_App and web page records_.

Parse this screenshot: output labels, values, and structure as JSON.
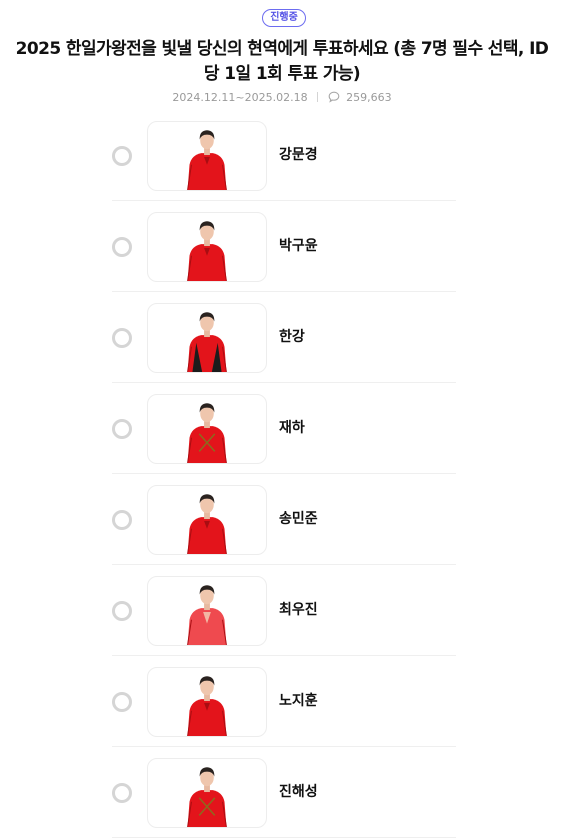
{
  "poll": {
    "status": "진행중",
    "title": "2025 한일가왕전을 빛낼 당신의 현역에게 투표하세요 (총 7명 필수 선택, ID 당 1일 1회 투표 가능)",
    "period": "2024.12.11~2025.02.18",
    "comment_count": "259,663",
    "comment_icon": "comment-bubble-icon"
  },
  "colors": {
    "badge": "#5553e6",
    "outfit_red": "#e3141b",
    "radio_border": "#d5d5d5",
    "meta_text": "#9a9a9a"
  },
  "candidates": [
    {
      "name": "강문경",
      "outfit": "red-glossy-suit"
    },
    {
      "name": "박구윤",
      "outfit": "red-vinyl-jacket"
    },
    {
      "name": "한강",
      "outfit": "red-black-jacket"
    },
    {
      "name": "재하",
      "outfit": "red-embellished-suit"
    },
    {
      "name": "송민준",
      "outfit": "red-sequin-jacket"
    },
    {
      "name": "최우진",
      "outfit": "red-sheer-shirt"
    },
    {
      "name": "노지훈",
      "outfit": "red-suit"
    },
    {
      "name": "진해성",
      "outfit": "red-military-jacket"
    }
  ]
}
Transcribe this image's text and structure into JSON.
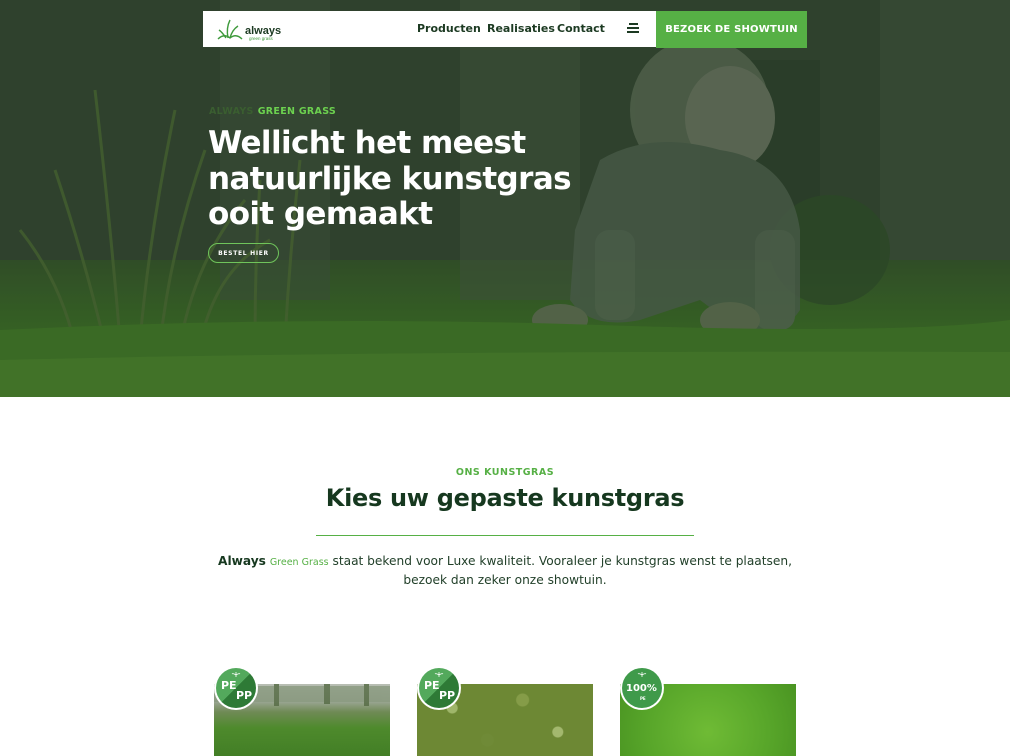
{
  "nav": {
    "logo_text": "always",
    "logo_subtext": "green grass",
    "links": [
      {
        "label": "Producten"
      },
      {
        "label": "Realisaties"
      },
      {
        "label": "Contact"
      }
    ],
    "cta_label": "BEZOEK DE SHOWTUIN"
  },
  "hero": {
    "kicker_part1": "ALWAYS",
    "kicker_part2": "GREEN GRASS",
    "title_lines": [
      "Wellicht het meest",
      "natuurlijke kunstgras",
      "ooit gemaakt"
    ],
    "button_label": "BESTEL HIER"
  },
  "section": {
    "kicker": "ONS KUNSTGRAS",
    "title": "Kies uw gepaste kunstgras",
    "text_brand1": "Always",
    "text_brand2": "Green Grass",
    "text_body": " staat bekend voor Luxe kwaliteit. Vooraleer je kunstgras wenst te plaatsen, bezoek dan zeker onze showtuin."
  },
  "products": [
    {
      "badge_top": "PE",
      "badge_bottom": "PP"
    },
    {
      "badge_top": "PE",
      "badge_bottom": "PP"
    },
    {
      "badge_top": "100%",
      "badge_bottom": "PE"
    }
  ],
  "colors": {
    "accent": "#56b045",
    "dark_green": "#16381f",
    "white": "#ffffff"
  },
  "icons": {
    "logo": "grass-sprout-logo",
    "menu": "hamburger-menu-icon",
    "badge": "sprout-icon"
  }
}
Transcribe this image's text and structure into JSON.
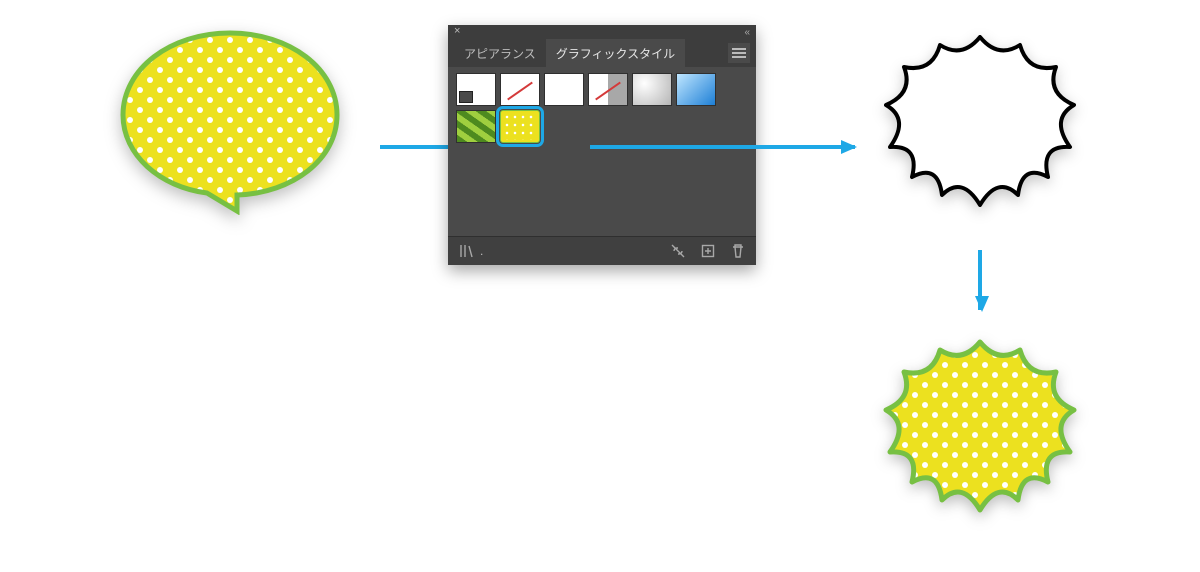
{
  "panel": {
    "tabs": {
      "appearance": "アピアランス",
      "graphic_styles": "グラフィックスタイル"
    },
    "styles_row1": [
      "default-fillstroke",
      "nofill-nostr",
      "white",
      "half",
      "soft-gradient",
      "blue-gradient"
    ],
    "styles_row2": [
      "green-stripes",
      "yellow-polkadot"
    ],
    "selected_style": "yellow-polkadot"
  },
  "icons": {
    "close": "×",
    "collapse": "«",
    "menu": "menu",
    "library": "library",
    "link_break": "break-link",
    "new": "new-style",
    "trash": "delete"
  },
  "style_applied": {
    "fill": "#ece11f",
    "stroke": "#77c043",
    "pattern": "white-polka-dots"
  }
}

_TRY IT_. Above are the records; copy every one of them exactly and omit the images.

_SOLUTION TO THIS EXERCISE_.
Parse this screenshot: output labels, values, and structure as JSON.
{
  "poll": {
    "status": "진행중",
    "title": "2025 한일가왕전을 빛낼 당신의 현역에게 투표하세요 (총 7명 필수 선택, ID 당 1일 1회 투표 가능)",
    "period": "2024.12.11~2025.02.18",
    "comment_count": "259,663",
    "comment_icon": "comment-bubble-icon"
  },
  "colors": {
    "badge": "#5553e6",
    "outfit_red": "#e3141b",
    "radio_border": "#d5d5d5",
    "meta_text": "#9a9a9a"
  },
  "candidates": [
    {
      "name": "강문경",
      "outfit": "red-glossy-suit"
    },
    {
      "name": "박구윤",
      "outfit": "red-vinyl-jacket"
    },
    {
      "name": "한강",
      "outfit": "red-black-jacket"
    },
    {
      "name": "재하",
      "outfit": "red-embellished-suit"
    },
    {
      "name": "송민준",
      "outfit": "red-sequin-jacket"
    },
    {
      "name": "최우진",
      "outfit": "red-sheer-shirt"
    },
    {
      "name": "노지훈",
      "outfit": "red-suit"
    },
    {
      "name": "진해성",
      "outfit": "red-military-jacket"
    }
  ]
}
Transcribe this image's text and structure into JSON.
{
  "nav": {
    "logo_text": "always",
    "logo_subtext": "green grass",
    "links": [
      {
        "label": "Producten"
      },
      {
        "label": "Realisaties"
      },
      {
        "label": "Contact"
      }
    ],
    "cta_label": "BEZOEK DE SHOWTUIN"
  },
  "hero": {
    "kicker_part1": "ALWAYS",
    "kicker_part2": "GREEN GRASS",
    "title_lines": [
      "Wellicht het meest",
      "natuurlijke kunstgras",
      "ooit gemaakt"
    ],
    "button_label": "BESTEL HIER"
  },
  "section": {
    "kicker": "ONS KUNSTGRAS",
    "title": "Kies uw gepaste kunstgras",
    "text_brand1": "Always",
    "text_brand2": "Green Grass",
    "text_body": " staat bekend voor Luxe kwaliteit. Vooraleer je kunstgras wenst te plaatsen, bezoek dan zeker onze showtuin."
  },
  "products": [
    {
      "badge_top": "PE",
      "badge_bottom": "PP"
    },
    {
      "badge_top": "PE",
      "badge_bottom": "PP"
    },
    {
      "badge_top": "100%",
      "badge_bottom": "PE"
    }
  ],
  "colors": {
    "accent": "#56b045",
    "dark_green": "#16381f",
    "white": "#ffffff"
  },
  "icons": {
    "logo": "grass-sprout-logo",
    "menu": "hamburger-menu-icon",
    "badge": "sprout-icon"
  }
}
Transcribe this image's text and structure into JSON.
{
  "panel": {
    "tabs": {
      "appearance": "アピアランス",
      "graphic_styles": "グラフィックスタイル"
    },
    "styles_row1": [
      "default-fillstroke",
      "nofill-nostr",
      "white",
      "half",
      "soft-gradient",
      "blue-gradient"
    ],
    "styles_row2": [
      "green-stripes",
      "yellow-polkadot"
    ],
    "selected_style": "yellow-polkadot"
  },
  "icons": {
    "close": "×",
    "collapse": "«",
    "menu": "menu",
    "library": "library",
    "link_break": "break-link",
    "new": "new-style",
    "trash": "delete"
  },
  "style_applied": {
    "fill": "#ece11f",
    "stroke": "#77c043",
    "pattern": "white-polka-dots"
  }
}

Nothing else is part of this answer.